=== Data to examine ===
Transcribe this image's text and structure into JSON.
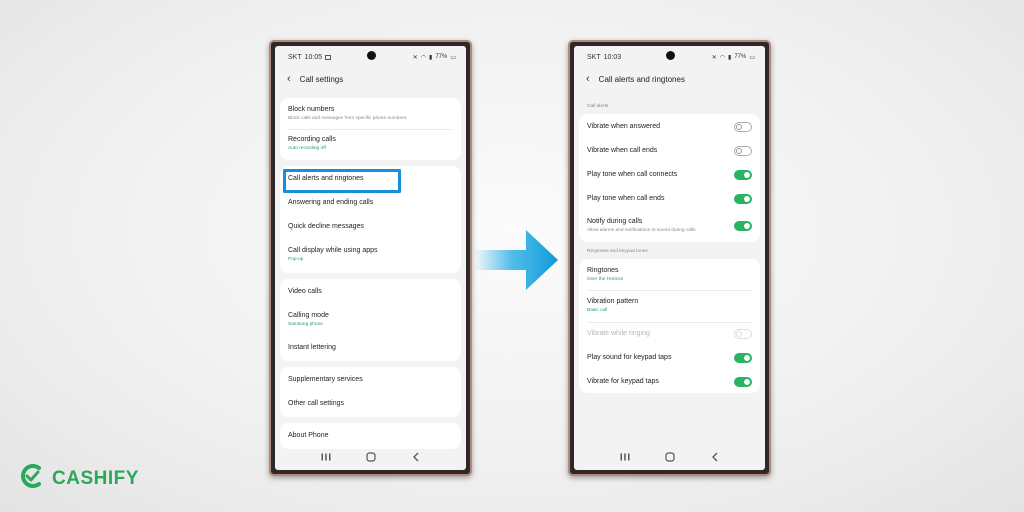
{
  "left_phone": {
    "status": {
      "carrier": "SKT",
      "time": "10:05",
      "battery": "77%"
    },
    "title": "Call settings",
    "items": [
      {
        "title": "Block numbers",
        "subtitle": "Block calls and messages from specific phone numbers."
      },
      {
        "title": "Recording calls",
        "subtitle": "Auto recording off"
      },
      {
        "title": "Call alerts and ringtones"
      },
      {
        "title": "Answering and ending calls"
      },
      {
        "title": "Quick decline messages"
      },
      {
        "title": "Call display while using apps",
        "subtitle": "Pop-up"
      },
      {
        "title": "Video calls"
      },
      {
        "title": "Calling mode",
        "subtitle": "Samsung phone"
      },
      {
        "title": "Instant lettering"
      },
      {
        "title": "Supplementary services"
      },
      {
        "title": "Other call settings"
      },
      {
        "title": "About Phone"
      }
    ]
  },
  "right_phone": {
    "status": {
      "carrier": "SKT",
      "time": "10:03",
      "battery": "77%"
    },
    "title": "Call alerts and ringtones",
    "section_call_alerts": "Call alerts",
    "section_ringtones": "Ringtones and keypad tones",
    "items": [
      {
        "title": "Vibrate when answered",
        "toggle": "off"
      },
      {
        "title": "Vibrate when call ends",
        "toggle": "off"
      },
      {
        "title": "Play tone when call connects",
        "toggle": "on"
      },
      {
        "title": "Play tone when call ends",
        "toggle": "on"
      },
      {
        "title": "Notify during calls",
        "subtitle": "Allow alarms and notifications to sound during calls.",
        "toggle": "on"
      },
      {
        "title": "Ringtones",
        "subtitle": "Over the Horizon"
      },
      {
        "title": "Vibration pattern",
        "subtitle": "Basic call"
      },
      {
        "title": "Vibrate while ringing",
        "toggle": "disabled"
      },
      {
        "title": "Play sound for keypad taps",
        "toggle": "on"
      },
      {
        "title": "Vibrate for keypad taps",
        "toggle": "on"
      }
    ]
  },
  "icons": {
    "nav": [
      "recent-apps-icon",
      "home-icon",
      "back-icon"
    ],
    "arrow": "arrow-right-icon",
    "logo": "cashify-logo-icon"
  },
  "brand": {
    "name": "CASHIFY",
    "color": "#2ba85a"
  },
  "colors": {
    "toggle_on": "#29b464",
    "highlight": "#1a8ed6",
    "arrow": "#1aa9e2",
    "subtitle_green": "#1e9e62"
  }
}
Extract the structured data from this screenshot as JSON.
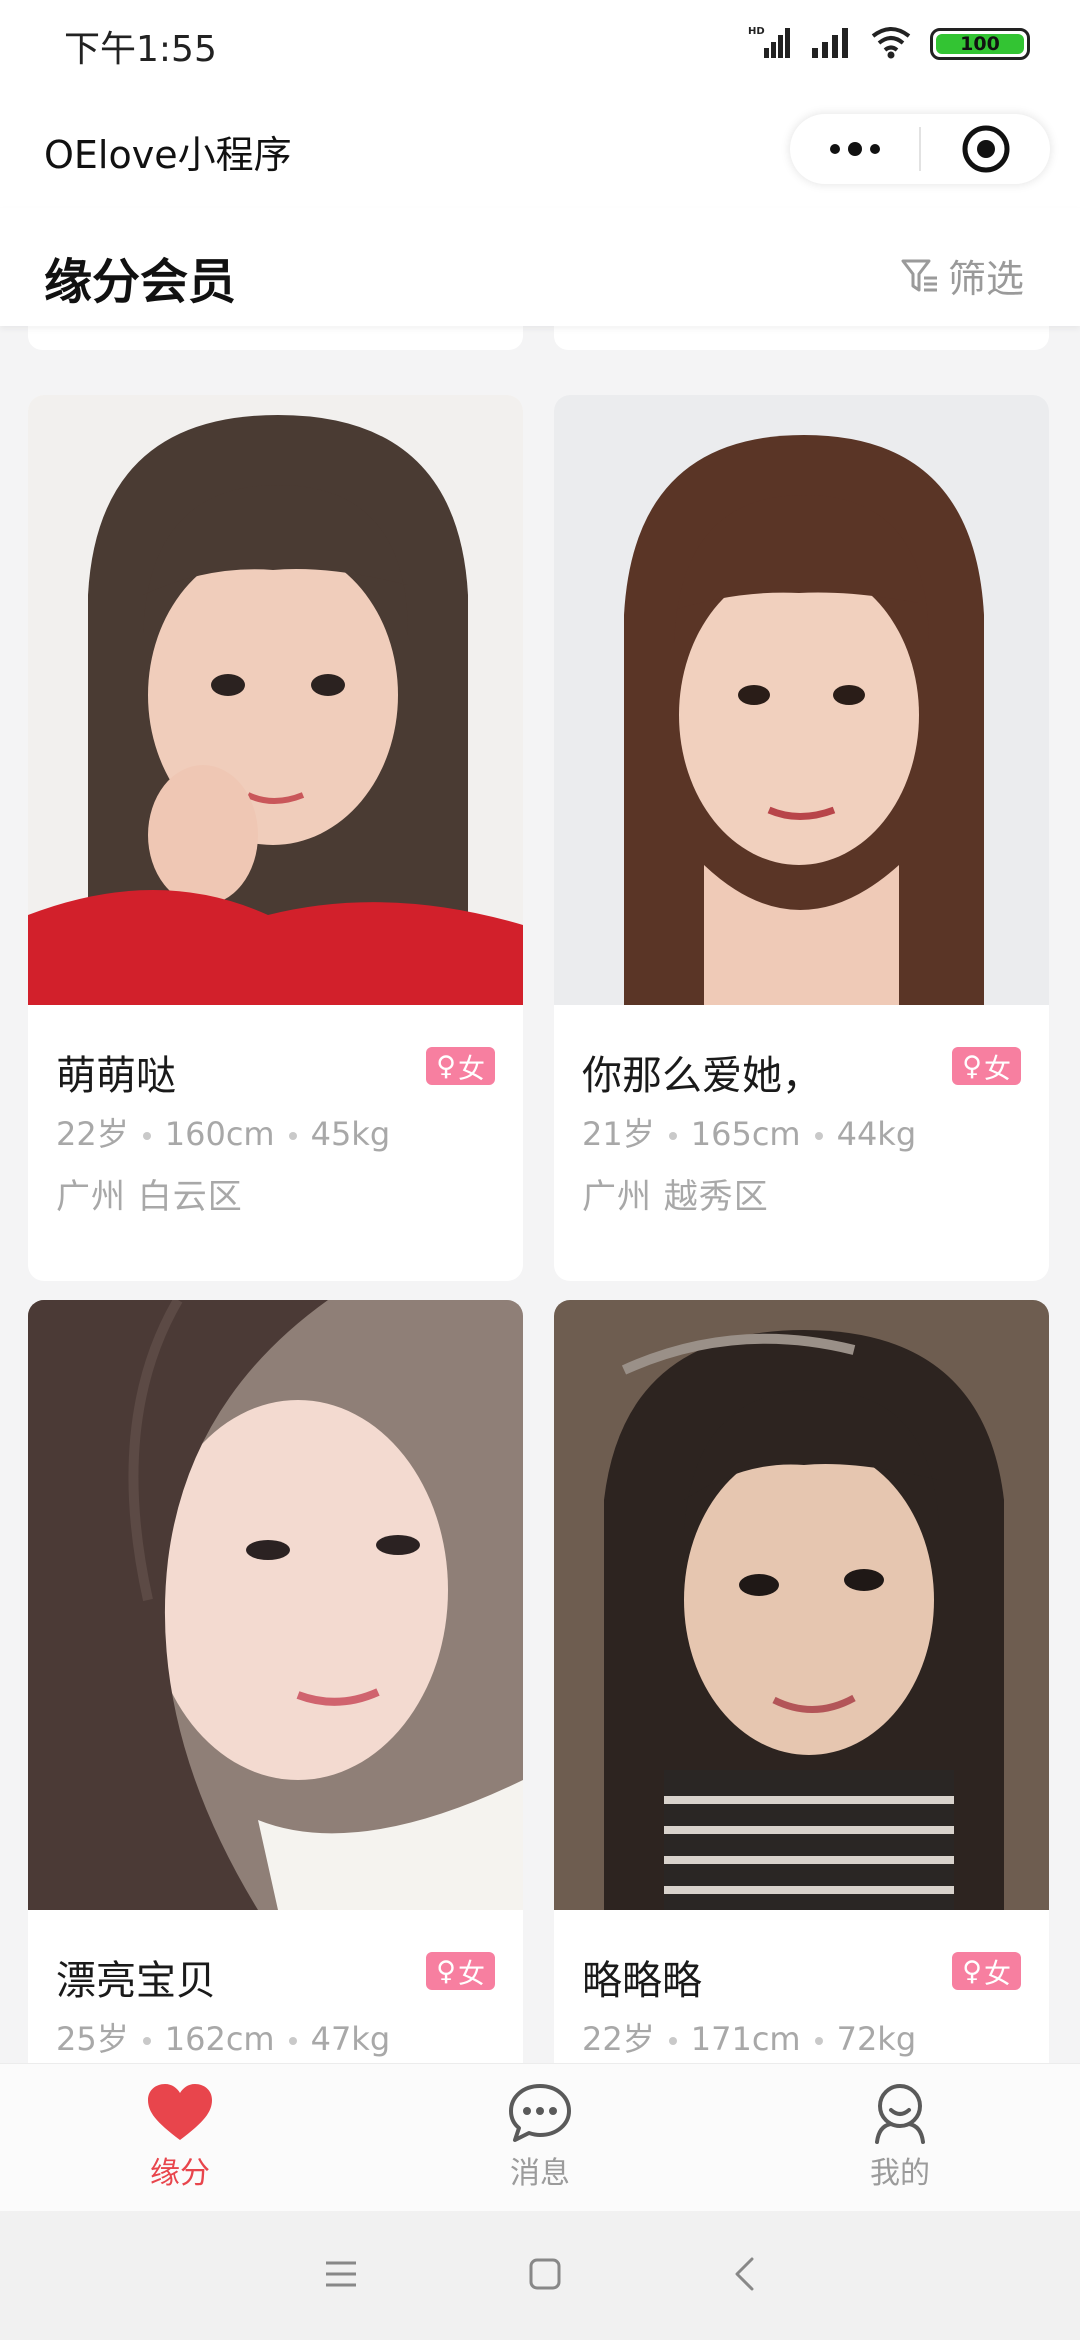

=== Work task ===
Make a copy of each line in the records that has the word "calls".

=== Solution for this problem ===
        "subtitle": "Block calls and messages from specific phone numbers."
        "title": "Recording calls",
        "title": "Answering and ending calls"
        "title": "Video calls"
        "title": "Notify during calls",
        "subtitle": "Allow alarms and notifications to sound during calls.",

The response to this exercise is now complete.